| Work to complete |
Print out each entry below exactly; do not carry over any image.

| Material for this exercise |
################

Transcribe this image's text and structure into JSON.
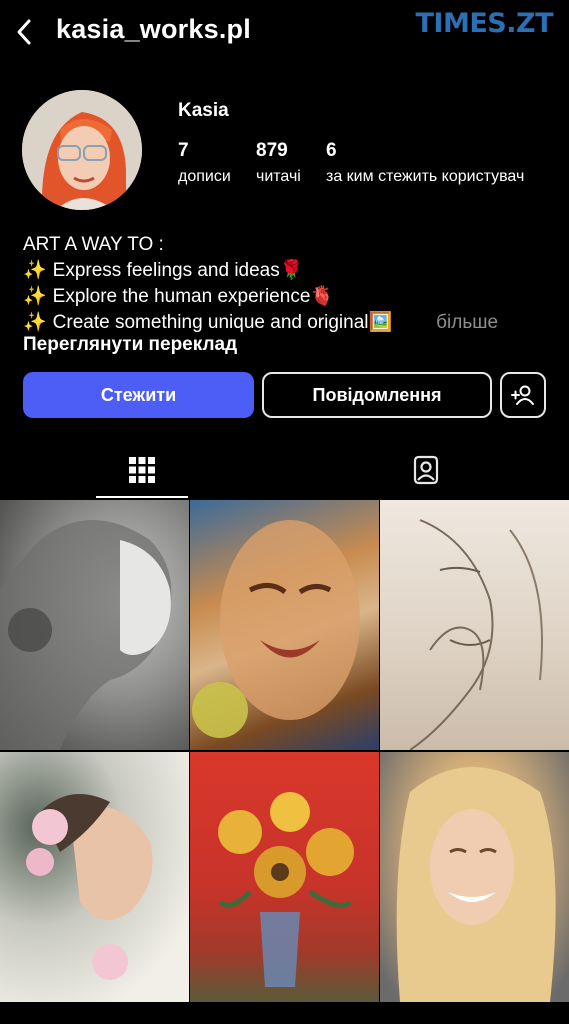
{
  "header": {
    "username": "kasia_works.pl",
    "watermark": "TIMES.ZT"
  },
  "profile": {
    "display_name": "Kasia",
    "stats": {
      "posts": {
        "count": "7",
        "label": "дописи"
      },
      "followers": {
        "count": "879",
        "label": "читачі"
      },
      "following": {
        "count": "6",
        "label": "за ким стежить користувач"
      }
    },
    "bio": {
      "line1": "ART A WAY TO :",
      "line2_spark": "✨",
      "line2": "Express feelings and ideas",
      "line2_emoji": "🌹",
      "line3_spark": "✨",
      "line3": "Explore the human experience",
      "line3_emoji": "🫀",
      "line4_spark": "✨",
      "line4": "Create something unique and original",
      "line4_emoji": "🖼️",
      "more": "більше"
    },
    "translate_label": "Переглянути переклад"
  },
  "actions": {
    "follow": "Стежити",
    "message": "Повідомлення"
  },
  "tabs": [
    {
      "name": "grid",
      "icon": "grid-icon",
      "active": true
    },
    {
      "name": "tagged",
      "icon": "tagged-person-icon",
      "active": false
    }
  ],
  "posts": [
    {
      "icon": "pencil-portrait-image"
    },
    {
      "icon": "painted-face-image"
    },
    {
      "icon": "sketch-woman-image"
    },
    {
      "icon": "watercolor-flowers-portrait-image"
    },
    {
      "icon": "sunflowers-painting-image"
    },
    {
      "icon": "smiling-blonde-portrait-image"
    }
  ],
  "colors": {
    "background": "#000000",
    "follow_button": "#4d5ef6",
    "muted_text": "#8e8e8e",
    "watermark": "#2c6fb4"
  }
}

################

| Exercise answer |
Transcribe this image's text and structure into JSON.
{
  "header": {
    "username": "kasia_works.pl",
    "watermark": "TIMES.ZT"
  },
  "profile": {
    "display_name": "Kasia",
    "stats": {
      "posts": {
        "count": "7",
        "label": "дописи"
      },
      "followers": {
        "count": "879",
        "label": "читачі"
      },
      "following": {
        "count": "6",
        "label": "за ким стежить користувач"
      }
    },
    "bio": {
      "line1": "ART A WAY TO :",
      "line2_spark": "✨",
      "line2": "Express feelings and ideas",
      "line2_emoji": "🌹",
      "line3_spark": "✨",
      "line3": "Explore the human experience",
      "line3_emoji": "🫀",
      "line4_spark": "✨",
      "line4": "Create something unique and original",
      "line4_emoji": "🖼️",
      "more": "більше"
    },
    "translate_label": "Переглянути переклад"
  },
  "actions": {
    "follow": "Стежити",
    "message": "Повідомлення"
  },
  "tabs": [
    {
      "name": "grid",
      "icon": "grid-icon",
      "active": true
    },
    {
      "name": "tagged",
      "icon": "tagged-person-icon",
      "active": false
    }
  ],
  "posts": [
    {
      "icon": "pencil-portrait-image"
    },
    {
      "icon": "painted-face-image"
    },
    {
      "icon": "sketch-woman-image"
    },
    {
      "icon": "watercolor-flowers-portrait-image"
    },
    {
      "icon": "sunflowers-painting-image"
    },
    {
      "icon": "smiling-blonde-portrait-image"
    }
  ],
  "colors": {
    "background": "#000000",
    "follow_button": "#4d5ef6",
    "muted_text": "#8e8e8e",
    "watermark": "#2c6fb4"
  }
}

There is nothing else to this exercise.